I know you’re going to enjoy Amber’s interview.
Where are you from and how long have you been writing?
I grew up in the Midwest in a small farming town. My parents were teachers and I learned to love reading from a young age. I have had a renewed interest in writing “officially” for about 5 years, but have always written informally.
My latest book is Mercy Rising: Simple Ways to Practice Justice and Compassion. Most of us want to make a difference but how do we do that in the context of real life? Is there a way to make a difference at home, business, shopping, or with family and friends? The format is a mix of real life stories, reflections, and practical tips.

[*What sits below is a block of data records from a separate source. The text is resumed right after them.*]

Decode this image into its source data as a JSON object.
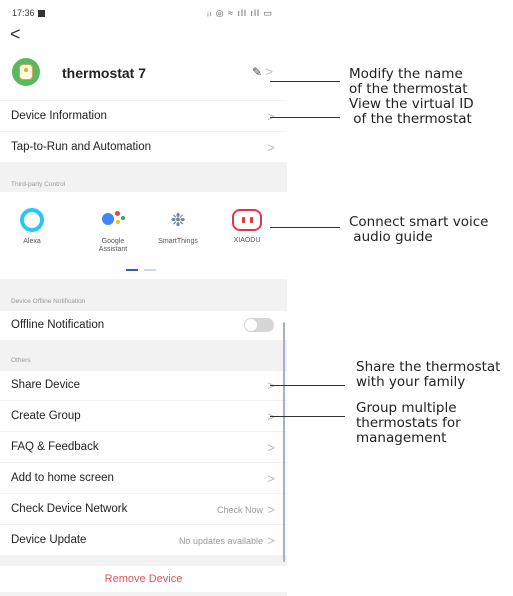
{
  "status_bar": {
    "time": "17:36",
    "icons": "ᵢₗ ◎ ≈ ıll ıll ▭"
  },
  "nav": {
    "back_glyph": "<"
  },
  "device": {
    "name": "thermostat 7",
    "edit_glyph": "✎"
  },
  "menu_top": [
    {
      "label": "Device Information"
    },
    {
      "label": "Tap-to-Run and Automation"
    }
  ],
  "third_party": {
    "section_title": "Third-party Control",
    "services": [
      {
        "name": "Alexa",
        "icon": "alexa-icon"
      },
      {
        "name": "Google\nAssistant",
        "icon": "google-assistant-icon"
      },
      {
        "name": "SmartThings",
        "icon": "smartthings-icon"
      },
      {
        "name": "XIAODU",
        "icon": "xiaodu-icon"
      }
    ]
  },
  "offline": {
    "section_title": "Device Offline Notification",
    "label": "Offline Notification",
    "enabled": false
  },
  "others": {
    "section_title": "Others",
    "items": [
      {
        "label": "Share Device",
        "value": ""
      },
      {
        "label": "Create Group",
        "value": ""
      },
      {
        "label": "FAQ & Feedback",
        "value": ""
      },
      {
        "label": "Add to home screen",
        "value": ""
      },
      {
        "label": "Check Device Network",
        "value": "Check Now"
      },
      {
        "label": "Device Update",
        "value": "No updates available"
      }
    ]
  },
  "remove_label": "Remove Device",
  "chevron": ">",
  "colors": {
    "accent": "#e0555a",
    "icon_green": "#5cb85c",
    "alexa": "#27c8f2",
    "xiaodu": "#e5354b"
  },
  "annotations": {
    "modify_name": [
      "Modify the name",
      "of the thermostat"
    ],
    "virtual_id": [
      "View the virtual ID",
      " of the thermostat"
    ],
    "voice": [
      "Connect smart voice",
      " audio guide"
    ],
    "share": [
      "Share the thermostat",
      "with your family"
    ],
    "group": [
      "Group multiple",
      "thermostats for",
      "management"
    ]
  }
}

Share some of your writing goals. What’s next for you?
My writing goals are basically two fold: Keep reading (especially classics and books on writing) and keep writing. I know that sounds really basic but it’s really important to set aside time to write and track word count goals for the week.
What I am working on now is speaking at justice events, writing articles, and progress on two novels.
I can’t say that I can pinpoint one book, but one is The Wise Woman by George McDonald. As an author he captures human nature masterfully.
Book you’re currently reading?
I am currently reading, A Tale of Two Cities by Dickens, Spiritual Rhythm: Being with Jesus Every Season of Your Soul by Mark Buchanan, and a Martin Luther Biography.
What do you like to do when you’re not writing?
I like to hang out with family and friends. I also play and teach music.
In your opinion, what’s the measure of a successful writer?
A successful writer is faithful. Faithful to tell the truth when it’s hard. Faithful to sit in the chair and do the hard work of writing alone. Faithful to keep going.
Anything else you’d like to add?
As a child I was convinced I would be a fire fighter when I grew up.